The records below need to be repeated exactly, with every picture left out.

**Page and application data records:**
##############################
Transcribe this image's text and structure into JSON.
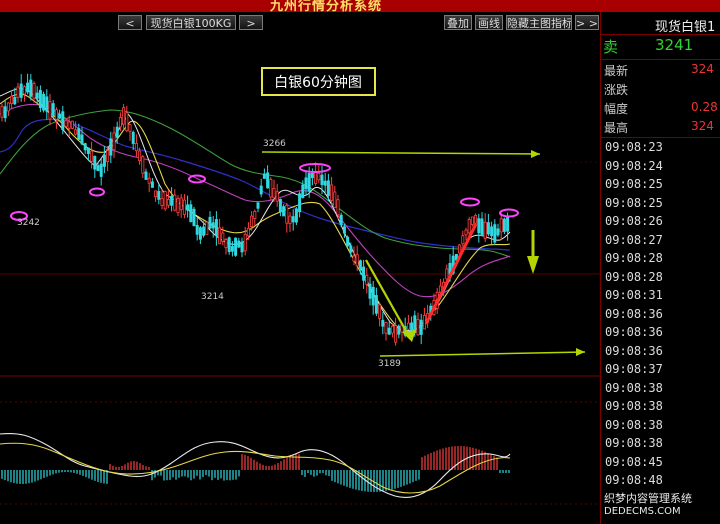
{
  "window": {
    "title": "九州行情分析系统"
  },
  "toolbar": {
    "prev_label": "<",
    "symbol_label": "现货白银100KG",
    "next_label": ">",
    "overlay_label": "叠加",
    "draw_label": "画线",
    "hide_main_label": "隐藏主图指标",
    "more_label": "> >"
  },
  "chart": {
    "title": "白银60分钟图",
    "annotations": {
      "high": "3266",
      "low": "3189",
      "mid_low": "3214",
      "left_low": "3242"
    }
  },
  "quote": {
    "name": "现货白银1",
    "sell_label": "卖",
    "sell_value": "3241",
    "rows": [
      {
        "label": "最新",
        "value": "324"
      },
      {
        "label": "涨跌",
        "value": ""
      },
      {
        "label": "幅度",
        "value": "0.28"
      },
      {
        "label": "最高",
        "value": "324"
      }
    ],
    "ticks": [
      "09:08:23",
      "09:08:24",
      "09:08:25",
      "09:08:25",
      "09:08:26",
      "09:08:27",
      "09:08:28",
      "09:08:28",
      "09:08:31",
      "09:08:36",
      "09:08:36",
      "09:08:36",
      "09:08:37",
      "09:08:38",
      "09:08:38",
      "09:08:38",
      "09:08:38",
      "09:08:45",
      "09:08:48"
    ]
  },
  "watermark": {
    "line1": "织梦内容管理系统",
    "line2": "DEDECMS.COM"
  },
  "colors": {
    "up": "#ff4040",
    "down": "#30d8e0",
    "ma_white": "#e8e8e8",
    "ma_yellow": "#e6d84a",
    "ma_magenta": "#c040c0",
    "ma_green": "#3ea03e",
    "ma_blue": "#3030c8",
    "arrow": "#b6d400",
    "marker": "#ff44ff"
  }
}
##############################
**Solution to this exercise:**
Transcribe this image's text and structure into JSON.
{
  "window": {
    "title": "九州行情分析系统"
  },
  "toolbar": {
    "prev_label": "<",
    "symbol_label": "现货白银100KG",
    "next_label": ">",
    "overlay_label": "叠加",
    "draw_label": "画线",
    "hide_main_label": "隐藏主图指标",
    "more_label": "> >"
  },
  "chart": {
    "title": "白银60分钟图",
    "annotations": {
      "high": "3266",
      "low": "3189",
      "mid_low": "3214",
      "left_low": "3242"
    }
  },
  "quote": {
    "name": "现货白银1",
    "sell_label": "卖",
    "sell_value": "3241",
    "rows": [
      {
        "label": "最新",
        "value": "324"
      },
      {
        "label": "涨跌",
        "value": ""
      },
      {
        "label": "幅度",
        "value": "0.28"
      },
      {
        "label": "最高",
        "value": "324"
      }
    ],
    "ticks": [
      "09:08:23",
      "09:08:24",
      "09:08:25",
      "09:08:25",
      "09:08:26",
      "09:08:27",
      "09:08:28",
      "09:08:28",
      "09:08:31",
      "09:08:36",
      "09:08:36",
      "09:08:36",
      "09:08:37",
      "09:08:38",
      "09:08:38",
      "09:08:38",
      "09:08:38",
      "09:08:45",
      "09:08:48"
    ]
  },
  "watermark": {
    "line1": "织梦内容管理系统",
    "line2": "DEDECMS.COM"
  },
  "colors": {
    "up": "#ff4040",
    "down": "#30d8e0",
    "ma_white": "#e8e8e8",
    "ma_yellow": "#e6d84a",
    "ma_magenta": "#c040c0",
    "ma_green": "#3ea03e",
    "ma_blue": "#3030c8",
    "arrow": "#b6d400",
    "marker": "#ff44ff"
  }
}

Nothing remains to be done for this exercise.